When the leader does not agree with what Stalin has to say, Stalin punches the man out and threaten to kill them all. Years after that incident Lenin end up dying and Stalin takes over as the leader of Russia. Because Trotsky was hated by many of the influential political figures in Russia, Stalin becomes the leader of Russia even after Lenin's dying last wishes. 1929 was the first of many years in which Stalin stunted Russia's growth. In that year the "Engineer Trials" were held.
Joseph Stalin was a harsh Soviet leader in Russia. He became a strong influential leader quickly and abused his power to harm others. He killed millions of people, he imprisoned many more. It did not matter who they were or what they believed. He had purges (the removal of people who are considered undesirable), and this was the way he disposed of those he thought to be not worthy.
His development plan was centered on government control of the economy, which included the government taking control of farms. Millions of farmers refused to cooperate with Stalin’s orders and were shot or exiled as punishment. With the government ownership of the farms led to widespread famine across the Soviet Union that killed millions. He expanded the powers of the secret police and encouraged citizens to spy on one another. During the second half of the 1930s, Stalin instituted the Great Purge, a series of campaigns designed to rid the Communist Party, the military and other parts of Soviet Union society from those he considered to be a threat.
His inspiration of creating this government came from the horrors of world war two when leaders like Stalin and Hitler, killed millions of people to try to gain power over there people. The actions that are portrayed throughout 1984 are extremely close or even mirrored to those of Stalins. Works Cited Anderson, C. "Joseph Stalin Biography." Joseph Stalin Biography. 2010-2014 World-war-2-diaries.com, 2010.
In 1918 Stalin was made Commissar for Nationalities of the Bolshevik party, then in 1922 he became General Secretary. This made Stalin very powerful, particularly when soon after his appointment Lenin was hospitalised to have 'Dora Kaplan's bullet' removed. The operation was unsuccessful and left Lenin paralysed down his right side. Joseph Stalin then became Lenin's mouthpiece. The initial effects of this was the rise of Stalin to become the leader of the Communist party in Russia, this then resulted in Stalin going down in History as a brutal dictator and mass murderer.

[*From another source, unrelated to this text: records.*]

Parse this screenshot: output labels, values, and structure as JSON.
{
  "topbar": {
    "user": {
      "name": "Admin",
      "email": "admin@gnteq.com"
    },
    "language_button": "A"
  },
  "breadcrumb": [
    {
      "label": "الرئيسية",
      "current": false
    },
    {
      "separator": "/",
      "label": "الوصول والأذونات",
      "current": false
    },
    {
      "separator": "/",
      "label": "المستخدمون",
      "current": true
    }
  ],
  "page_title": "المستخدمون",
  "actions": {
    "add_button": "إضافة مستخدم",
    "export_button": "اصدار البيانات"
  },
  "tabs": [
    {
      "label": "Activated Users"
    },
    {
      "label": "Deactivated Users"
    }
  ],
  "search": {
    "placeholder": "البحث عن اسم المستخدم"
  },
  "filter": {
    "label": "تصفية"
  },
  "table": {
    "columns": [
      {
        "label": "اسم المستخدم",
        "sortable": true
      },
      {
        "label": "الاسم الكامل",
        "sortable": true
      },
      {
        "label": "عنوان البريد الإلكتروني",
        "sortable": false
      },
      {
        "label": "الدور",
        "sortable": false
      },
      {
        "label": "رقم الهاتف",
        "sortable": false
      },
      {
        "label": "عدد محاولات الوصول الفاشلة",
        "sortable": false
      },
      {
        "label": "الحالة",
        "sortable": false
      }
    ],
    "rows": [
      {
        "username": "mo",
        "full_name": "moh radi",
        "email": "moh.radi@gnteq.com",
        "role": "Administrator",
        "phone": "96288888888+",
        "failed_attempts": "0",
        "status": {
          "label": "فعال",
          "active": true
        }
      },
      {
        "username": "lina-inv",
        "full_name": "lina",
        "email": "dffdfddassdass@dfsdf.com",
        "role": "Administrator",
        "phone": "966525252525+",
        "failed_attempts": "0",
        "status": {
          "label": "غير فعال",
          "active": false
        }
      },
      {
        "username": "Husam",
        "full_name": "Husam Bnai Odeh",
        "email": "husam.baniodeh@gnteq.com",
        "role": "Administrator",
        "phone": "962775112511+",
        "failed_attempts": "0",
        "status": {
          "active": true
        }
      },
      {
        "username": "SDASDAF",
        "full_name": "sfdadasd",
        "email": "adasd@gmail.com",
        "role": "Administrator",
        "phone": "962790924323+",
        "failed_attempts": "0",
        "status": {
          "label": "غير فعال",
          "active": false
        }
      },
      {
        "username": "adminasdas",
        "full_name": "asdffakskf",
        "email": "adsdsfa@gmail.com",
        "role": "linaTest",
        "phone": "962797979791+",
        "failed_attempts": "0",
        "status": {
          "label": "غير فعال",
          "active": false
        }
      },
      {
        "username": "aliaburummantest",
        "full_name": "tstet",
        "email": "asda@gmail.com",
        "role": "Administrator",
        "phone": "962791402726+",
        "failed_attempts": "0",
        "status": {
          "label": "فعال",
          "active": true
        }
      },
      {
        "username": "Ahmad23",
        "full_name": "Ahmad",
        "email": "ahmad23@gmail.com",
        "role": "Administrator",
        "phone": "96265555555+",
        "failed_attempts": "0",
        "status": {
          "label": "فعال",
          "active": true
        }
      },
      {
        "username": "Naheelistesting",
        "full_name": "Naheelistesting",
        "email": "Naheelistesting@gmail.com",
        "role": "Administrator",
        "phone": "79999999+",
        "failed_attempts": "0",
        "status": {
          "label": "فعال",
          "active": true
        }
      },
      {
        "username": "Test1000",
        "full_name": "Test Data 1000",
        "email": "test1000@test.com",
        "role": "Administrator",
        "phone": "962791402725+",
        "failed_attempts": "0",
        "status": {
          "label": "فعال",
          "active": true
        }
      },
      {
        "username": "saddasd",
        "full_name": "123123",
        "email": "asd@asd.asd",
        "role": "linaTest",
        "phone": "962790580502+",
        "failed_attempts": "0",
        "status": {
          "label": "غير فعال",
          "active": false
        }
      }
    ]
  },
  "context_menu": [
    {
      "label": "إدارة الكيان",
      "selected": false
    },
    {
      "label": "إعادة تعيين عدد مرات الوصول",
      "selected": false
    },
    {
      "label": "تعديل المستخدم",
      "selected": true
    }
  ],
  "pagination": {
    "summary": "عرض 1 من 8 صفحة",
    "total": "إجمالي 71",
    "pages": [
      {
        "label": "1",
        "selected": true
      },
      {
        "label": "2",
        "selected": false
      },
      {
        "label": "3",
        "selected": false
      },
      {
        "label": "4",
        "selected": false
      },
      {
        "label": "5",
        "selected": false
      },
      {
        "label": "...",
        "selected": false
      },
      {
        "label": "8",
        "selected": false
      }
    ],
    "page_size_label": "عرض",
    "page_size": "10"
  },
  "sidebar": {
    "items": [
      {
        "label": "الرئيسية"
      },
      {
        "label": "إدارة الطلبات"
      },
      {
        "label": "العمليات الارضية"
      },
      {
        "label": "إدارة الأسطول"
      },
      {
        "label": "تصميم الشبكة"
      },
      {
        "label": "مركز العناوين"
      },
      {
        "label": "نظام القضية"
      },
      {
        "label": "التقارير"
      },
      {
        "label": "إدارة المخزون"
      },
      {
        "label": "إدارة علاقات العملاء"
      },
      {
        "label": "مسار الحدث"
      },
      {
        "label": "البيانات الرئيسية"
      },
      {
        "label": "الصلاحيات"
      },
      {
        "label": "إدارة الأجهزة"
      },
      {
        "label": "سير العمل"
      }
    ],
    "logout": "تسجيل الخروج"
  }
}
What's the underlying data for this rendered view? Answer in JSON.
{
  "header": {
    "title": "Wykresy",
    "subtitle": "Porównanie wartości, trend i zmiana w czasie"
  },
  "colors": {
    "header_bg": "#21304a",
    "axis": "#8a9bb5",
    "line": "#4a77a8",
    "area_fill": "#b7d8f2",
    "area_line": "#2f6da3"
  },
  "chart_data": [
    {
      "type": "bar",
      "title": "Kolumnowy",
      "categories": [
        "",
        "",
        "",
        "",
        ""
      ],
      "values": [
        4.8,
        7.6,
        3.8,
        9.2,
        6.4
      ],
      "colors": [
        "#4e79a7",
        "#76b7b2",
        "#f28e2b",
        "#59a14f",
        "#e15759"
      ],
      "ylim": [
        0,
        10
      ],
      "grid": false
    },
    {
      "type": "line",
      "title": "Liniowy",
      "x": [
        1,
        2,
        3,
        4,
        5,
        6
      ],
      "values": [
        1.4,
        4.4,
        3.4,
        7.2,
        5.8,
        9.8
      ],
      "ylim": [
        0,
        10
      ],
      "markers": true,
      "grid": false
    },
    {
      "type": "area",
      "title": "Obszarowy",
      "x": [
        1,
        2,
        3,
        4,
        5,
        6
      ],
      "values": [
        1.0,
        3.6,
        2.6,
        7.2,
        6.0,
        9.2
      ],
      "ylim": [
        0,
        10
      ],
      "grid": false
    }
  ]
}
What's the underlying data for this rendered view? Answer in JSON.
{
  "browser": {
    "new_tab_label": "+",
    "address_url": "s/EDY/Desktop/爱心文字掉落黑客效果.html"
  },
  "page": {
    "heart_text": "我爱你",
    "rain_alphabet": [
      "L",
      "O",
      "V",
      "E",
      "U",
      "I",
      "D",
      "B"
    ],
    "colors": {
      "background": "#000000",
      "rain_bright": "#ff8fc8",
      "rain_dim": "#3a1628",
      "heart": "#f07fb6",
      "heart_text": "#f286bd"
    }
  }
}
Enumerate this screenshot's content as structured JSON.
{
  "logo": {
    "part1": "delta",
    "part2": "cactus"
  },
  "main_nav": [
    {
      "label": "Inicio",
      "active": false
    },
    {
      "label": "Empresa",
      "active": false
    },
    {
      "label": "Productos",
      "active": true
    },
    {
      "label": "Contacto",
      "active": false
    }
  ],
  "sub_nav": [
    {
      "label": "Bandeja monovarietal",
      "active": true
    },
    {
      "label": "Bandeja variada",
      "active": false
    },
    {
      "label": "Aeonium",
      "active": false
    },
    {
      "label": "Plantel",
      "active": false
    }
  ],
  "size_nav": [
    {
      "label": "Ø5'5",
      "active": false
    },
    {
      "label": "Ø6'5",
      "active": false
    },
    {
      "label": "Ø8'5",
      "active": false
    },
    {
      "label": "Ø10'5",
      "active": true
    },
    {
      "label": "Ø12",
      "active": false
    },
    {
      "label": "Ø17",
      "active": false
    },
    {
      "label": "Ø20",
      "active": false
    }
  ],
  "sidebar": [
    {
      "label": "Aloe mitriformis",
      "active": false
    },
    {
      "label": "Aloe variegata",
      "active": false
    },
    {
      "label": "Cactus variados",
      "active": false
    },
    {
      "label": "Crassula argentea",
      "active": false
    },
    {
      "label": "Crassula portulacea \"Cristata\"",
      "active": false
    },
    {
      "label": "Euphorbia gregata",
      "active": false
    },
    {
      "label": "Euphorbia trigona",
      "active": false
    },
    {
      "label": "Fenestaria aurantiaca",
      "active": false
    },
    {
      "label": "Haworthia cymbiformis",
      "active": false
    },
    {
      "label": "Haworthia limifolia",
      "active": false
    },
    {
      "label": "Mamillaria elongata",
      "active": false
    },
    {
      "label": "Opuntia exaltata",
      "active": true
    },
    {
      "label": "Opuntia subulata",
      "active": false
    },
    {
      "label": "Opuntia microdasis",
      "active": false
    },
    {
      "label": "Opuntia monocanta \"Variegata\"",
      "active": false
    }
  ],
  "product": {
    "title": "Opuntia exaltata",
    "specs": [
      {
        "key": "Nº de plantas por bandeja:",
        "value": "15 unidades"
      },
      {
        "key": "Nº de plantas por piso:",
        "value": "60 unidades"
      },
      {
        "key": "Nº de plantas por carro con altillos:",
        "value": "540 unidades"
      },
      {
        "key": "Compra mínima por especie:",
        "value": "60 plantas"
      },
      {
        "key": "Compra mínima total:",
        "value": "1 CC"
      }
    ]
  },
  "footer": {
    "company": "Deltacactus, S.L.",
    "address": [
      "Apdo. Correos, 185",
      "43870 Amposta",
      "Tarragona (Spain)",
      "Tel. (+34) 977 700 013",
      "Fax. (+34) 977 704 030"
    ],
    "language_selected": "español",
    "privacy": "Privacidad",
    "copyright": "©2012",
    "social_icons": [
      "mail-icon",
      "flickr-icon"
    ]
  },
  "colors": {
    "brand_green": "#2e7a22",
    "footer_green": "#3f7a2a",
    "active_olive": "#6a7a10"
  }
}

There was a desperate shortage of food caused by World War One and many starved but perhaps the worst of all was the state of the Russian workforce. Many of the factories once owned by the tsar were destroyed. Businesses were hindered by government regulations on production and trade. Under the steely gaze of Lenin, Russia crumbled, but through fear and government intervention the communist state continued. Under Communism, housing and quality of life changed tremendously in Russia.
Under a backdrop of systematic fear and terror, the Stalinist juggernaut flourished. Stalin’s purges, otherwise known as the “Great Terror”, grew from his obsession and desire for sole dictatorship, marking a period of extreme persecution and oppression in the Soviet Union during the late 1930s. “The purges did not merely remove potential enemies. They also raised up a new ruling elite which Stalin had reason to think he would find more dependable.” (Historian David Christian, 1994). While Stalin purged virtually all his potential enemies, he not only profited from removing his long-term opponents, but in doing so, also caused fear in future ones.
He wanted to industrialize and modernize USSR. He had overworked his workers, his people were dying, and most of them in slave labor camps. In fact by doing this Stalin had hindered the USSR and put them even farther back in time. As a dictator Stalin was very strict about his policies, especially working. For instance.
Over the course of this invasion, there were over 800,000 German casualties, over 4,000,000 Soviet casualties, and over 20,000,000 soviet civilians died from the invasion. Yes, once again, 20,000,000 civilians died. Overall, Operation Barbarossa was a complete failure, ending with tens of millions dead and a country in complete dismay. At first, it seemed as though Hitler was right, but the Soviets were able to keep them from taking command of their country. Hitter had made a huge mistake when he enacted this plan, and paid the price; he lost WWII.